The 90-year ban is over but it never stopped people from trying.

Years ago, a bunch of famous writers suddenly developed a deep love for all things canine and made their way to the annual dog show at the Royal Dublin arena.

It transpired of course that Patrick Kavanagh and Brendan Behan had discovered that the old Protestant establishment place served drink in the member's lounge at the dog show.

Stories that Behan scooped up a stray poodle and made his way inside and that Patrick Kavanagh paid a young lady to 'rent ' her dog to him for a brief while have never been confirmed.

What did happen, apparently, was a crush of strange dog fanciers at the following year's show on Good Friday as all and sundry figured out that the only place in Dublin with beer was the canine carnival.

Word is that that particular loophole was closed after the show was mobbed. 

However, in recent years a loophole allows drink at the Greyhound racing track on Good Friday so the folks who wouldn’t know a greyhound from a grey moose suddenly discovered that going to the dogs was the place to be Good Friday.

Likewise one never knew Ireland had so many thespian lovers. Productions at the Abbey Theater were allegedly sold out, unrelated of course to the fact that drink was served in the theater bar due to a loophole. Many a thirsty man or woman had their introduction to the arts world enriched on such occasions.

One year, Dublin bar owners came up with another scheme. They opened the pubs but didn't serve beer or any alcohol--only food and soft drinks.

That was the equivalent of showing a drowning man a life raft and then pulling it away.

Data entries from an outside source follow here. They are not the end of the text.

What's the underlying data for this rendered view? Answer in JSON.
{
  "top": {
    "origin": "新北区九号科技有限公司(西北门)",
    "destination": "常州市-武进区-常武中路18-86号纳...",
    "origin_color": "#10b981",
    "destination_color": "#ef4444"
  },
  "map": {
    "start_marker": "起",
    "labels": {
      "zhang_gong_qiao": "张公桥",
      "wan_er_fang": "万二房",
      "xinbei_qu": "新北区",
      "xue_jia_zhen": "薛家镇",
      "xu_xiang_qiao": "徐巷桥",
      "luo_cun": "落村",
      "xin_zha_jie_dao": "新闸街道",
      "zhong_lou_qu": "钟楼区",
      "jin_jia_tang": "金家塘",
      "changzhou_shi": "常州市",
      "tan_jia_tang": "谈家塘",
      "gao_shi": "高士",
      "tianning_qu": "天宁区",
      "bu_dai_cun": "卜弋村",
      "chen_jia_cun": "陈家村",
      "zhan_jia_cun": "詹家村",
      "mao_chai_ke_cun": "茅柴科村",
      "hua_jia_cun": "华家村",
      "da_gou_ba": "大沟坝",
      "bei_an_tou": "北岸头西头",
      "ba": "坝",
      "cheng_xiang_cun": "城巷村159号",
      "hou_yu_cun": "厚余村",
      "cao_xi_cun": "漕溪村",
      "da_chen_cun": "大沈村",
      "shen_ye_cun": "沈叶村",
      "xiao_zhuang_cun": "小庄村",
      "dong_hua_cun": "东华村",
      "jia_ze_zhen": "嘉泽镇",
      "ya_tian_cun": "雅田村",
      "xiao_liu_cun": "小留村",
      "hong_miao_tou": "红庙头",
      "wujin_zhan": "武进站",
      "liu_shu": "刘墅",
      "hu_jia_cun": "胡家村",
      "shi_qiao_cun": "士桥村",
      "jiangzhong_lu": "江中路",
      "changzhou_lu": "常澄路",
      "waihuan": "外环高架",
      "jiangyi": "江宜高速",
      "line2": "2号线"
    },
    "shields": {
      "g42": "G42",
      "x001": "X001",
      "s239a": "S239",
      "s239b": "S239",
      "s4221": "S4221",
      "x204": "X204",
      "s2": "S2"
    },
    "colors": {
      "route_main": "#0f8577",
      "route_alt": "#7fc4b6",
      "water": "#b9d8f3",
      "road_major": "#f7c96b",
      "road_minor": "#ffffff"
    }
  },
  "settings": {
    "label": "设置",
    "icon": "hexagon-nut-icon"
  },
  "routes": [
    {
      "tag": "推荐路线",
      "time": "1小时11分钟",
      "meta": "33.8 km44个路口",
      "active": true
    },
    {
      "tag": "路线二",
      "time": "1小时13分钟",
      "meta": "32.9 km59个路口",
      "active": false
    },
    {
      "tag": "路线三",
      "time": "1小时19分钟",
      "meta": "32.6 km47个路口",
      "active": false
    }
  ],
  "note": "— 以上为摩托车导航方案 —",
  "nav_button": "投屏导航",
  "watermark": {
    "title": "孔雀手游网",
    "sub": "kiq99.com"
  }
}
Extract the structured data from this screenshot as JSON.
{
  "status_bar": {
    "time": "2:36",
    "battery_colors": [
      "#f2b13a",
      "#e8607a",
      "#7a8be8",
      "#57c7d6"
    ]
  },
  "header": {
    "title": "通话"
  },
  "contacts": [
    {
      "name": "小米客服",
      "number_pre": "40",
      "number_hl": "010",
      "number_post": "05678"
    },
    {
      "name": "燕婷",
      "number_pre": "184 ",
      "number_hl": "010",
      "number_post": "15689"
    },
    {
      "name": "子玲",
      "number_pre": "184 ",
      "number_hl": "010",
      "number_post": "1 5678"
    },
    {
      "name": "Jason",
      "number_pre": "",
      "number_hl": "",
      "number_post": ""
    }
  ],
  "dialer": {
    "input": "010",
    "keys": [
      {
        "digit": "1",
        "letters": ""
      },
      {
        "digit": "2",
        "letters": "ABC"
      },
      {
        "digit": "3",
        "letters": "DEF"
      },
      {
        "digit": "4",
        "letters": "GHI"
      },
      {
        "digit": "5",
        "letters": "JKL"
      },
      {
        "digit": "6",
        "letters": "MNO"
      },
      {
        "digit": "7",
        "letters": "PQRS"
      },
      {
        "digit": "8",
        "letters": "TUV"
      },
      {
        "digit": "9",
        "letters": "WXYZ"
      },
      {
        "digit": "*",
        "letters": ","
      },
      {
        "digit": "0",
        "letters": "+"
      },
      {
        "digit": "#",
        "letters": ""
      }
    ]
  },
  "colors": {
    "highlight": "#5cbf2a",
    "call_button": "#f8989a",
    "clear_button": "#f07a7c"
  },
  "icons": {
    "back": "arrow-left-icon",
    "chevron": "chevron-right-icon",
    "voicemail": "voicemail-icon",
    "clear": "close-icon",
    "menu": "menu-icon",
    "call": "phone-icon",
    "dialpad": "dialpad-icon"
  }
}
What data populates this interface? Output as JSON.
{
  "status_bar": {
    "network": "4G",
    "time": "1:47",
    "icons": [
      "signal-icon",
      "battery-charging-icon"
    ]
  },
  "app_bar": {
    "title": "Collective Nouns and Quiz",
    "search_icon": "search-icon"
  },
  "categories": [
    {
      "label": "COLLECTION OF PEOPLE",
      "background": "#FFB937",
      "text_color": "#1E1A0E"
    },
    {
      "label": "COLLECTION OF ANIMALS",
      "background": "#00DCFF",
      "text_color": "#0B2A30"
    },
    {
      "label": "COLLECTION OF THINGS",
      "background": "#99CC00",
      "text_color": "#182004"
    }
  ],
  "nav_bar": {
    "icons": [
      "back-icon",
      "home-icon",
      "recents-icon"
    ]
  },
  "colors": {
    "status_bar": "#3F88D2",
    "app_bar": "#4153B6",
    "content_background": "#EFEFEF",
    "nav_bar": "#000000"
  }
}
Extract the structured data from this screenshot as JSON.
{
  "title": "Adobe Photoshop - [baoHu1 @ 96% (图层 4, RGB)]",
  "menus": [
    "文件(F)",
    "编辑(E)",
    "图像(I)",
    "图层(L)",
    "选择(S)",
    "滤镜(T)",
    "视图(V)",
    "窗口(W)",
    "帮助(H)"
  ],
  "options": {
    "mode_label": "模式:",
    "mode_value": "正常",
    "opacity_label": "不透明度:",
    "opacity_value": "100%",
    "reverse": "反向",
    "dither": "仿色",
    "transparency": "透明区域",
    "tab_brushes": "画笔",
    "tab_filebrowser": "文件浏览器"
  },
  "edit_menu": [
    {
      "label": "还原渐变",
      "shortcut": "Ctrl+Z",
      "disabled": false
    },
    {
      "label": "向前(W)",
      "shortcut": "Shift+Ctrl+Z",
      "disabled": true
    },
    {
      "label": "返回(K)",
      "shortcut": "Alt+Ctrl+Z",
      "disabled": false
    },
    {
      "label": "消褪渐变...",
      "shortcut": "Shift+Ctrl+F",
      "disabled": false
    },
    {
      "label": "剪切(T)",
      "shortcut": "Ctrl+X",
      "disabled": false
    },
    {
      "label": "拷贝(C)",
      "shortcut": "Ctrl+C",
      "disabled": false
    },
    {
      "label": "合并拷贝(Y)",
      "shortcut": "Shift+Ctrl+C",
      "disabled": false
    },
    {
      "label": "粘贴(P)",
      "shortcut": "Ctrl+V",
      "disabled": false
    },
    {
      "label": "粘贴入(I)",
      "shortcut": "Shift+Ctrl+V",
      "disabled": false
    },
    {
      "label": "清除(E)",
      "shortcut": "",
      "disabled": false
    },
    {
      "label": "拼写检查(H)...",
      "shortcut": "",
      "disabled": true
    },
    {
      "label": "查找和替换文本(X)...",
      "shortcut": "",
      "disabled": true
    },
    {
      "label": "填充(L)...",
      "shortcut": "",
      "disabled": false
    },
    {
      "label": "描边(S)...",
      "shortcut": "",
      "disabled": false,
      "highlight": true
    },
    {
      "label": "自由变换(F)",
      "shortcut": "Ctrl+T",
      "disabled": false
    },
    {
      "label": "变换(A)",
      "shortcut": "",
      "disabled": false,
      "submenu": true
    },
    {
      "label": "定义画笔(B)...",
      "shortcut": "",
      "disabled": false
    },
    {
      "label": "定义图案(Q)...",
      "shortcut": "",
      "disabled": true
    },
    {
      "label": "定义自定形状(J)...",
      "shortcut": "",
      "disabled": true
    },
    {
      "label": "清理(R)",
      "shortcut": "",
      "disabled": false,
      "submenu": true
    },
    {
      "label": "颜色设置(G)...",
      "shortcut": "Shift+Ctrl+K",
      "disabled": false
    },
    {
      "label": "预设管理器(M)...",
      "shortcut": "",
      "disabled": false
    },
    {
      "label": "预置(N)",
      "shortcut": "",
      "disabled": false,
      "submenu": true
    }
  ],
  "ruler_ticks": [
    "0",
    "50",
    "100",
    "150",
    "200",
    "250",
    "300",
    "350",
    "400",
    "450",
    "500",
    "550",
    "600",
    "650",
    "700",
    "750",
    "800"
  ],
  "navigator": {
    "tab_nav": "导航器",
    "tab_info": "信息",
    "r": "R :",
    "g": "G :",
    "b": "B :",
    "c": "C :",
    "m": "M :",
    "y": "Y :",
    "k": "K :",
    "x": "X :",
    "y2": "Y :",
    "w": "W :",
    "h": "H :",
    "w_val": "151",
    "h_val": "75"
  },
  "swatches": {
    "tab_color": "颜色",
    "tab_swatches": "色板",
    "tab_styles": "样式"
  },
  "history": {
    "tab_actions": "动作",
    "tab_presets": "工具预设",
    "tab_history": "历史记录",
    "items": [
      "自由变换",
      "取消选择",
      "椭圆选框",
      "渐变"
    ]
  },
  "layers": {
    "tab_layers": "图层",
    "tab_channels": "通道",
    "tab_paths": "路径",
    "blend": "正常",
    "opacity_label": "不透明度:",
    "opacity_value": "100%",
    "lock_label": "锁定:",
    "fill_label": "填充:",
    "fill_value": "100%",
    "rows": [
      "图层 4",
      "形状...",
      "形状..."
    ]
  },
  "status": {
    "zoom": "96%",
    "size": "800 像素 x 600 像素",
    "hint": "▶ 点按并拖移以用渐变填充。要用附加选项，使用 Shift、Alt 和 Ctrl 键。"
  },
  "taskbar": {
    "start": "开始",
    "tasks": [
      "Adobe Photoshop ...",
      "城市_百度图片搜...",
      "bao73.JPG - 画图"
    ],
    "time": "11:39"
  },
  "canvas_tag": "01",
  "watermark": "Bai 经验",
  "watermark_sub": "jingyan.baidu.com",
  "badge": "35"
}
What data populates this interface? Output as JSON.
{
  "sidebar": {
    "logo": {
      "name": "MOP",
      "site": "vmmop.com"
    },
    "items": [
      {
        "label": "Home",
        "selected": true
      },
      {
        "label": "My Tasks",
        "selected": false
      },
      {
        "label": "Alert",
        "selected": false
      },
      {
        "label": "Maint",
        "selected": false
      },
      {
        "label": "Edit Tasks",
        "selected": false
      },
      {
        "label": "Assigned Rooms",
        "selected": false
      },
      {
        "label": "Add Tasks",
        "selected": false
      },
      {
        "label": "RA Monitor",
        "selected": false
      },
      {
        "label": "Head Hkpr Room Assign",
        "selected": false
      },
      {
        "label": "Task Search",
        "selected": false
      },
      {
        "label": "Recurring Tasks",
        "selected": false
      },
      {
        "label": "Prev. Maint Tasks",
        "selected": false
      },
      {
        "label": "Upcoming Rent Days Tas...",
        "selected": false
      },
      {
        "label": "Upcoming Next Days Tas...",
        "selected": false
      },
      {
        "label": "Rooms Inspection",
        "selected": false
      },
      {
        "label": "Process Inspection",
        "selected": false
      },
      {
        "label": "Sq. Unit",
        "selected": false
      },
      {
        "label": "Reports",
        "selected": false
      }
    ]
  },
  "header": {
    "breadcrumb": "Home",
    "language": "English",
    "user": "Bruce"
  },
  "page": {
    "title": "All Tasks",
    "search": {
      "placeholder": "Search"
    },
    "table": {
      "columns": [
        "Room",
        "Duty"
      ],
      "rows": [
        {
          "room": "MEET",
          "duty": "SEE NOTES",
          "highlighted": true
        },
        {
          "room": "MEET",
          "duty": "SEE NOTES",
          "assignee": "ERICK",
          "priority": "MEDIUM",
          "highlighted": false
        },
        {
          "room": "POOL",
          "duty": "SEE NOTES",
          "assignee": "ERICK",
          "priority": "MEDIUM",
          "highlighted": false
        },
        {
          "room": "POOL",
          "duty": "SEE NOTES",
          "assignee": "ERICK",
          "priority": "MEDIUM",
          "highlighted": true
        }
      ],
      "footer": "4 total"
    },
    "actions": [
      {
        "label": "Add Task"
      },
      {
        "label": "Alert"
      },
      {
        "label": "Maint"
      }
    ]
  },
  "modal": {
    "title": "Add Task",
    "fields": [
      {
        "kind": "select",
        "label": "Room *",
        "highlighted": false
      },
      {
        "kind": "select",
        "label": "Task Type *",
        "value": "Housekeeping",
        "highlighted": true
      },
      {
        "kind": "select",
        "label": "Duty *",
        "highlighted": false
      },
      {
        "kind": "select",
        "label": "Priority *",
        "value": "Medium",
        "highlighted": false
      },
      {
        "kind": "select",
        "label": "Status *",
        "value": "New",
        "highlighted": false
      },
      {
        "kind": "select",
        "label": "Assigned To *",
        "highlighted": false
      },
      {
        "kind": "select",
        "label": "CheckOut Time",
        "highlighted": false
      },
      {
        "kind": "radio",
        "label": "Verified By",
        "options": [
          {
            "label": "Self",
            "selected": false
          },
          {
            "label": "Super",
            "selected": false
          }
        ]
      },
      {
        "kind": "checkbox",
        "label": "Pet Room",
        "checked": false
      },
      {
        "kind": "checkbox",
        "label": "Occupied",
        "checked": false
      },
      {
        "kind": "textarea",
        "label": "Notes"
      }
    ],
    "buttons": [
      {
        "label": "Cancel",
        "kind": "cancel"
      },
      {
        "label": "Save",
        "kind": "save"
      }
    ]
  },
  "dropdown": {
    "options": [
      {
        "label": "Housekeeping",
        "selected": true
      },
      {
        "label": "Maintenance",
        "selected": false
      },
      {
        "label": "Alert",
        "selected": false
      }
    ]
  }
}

Some pretended to live by the rules, others served drink out the back as is invariably done in those occasions.

The back door system can be quite complicated, especially in rural areas. Only those in the know are allowed to know the special rap on the back door that results in bottles being handed out.

It was quite common in the old days for all manners of characters to hang around the back door hoping to learn the secret knock.

It was perverse for the Irish of course, to insist on drink the one day they could not have it.

It made many of them even more determined to get one.

They will be out and about this Friday too, mark my words.

It's "Last call for no alcohol" Good Friday.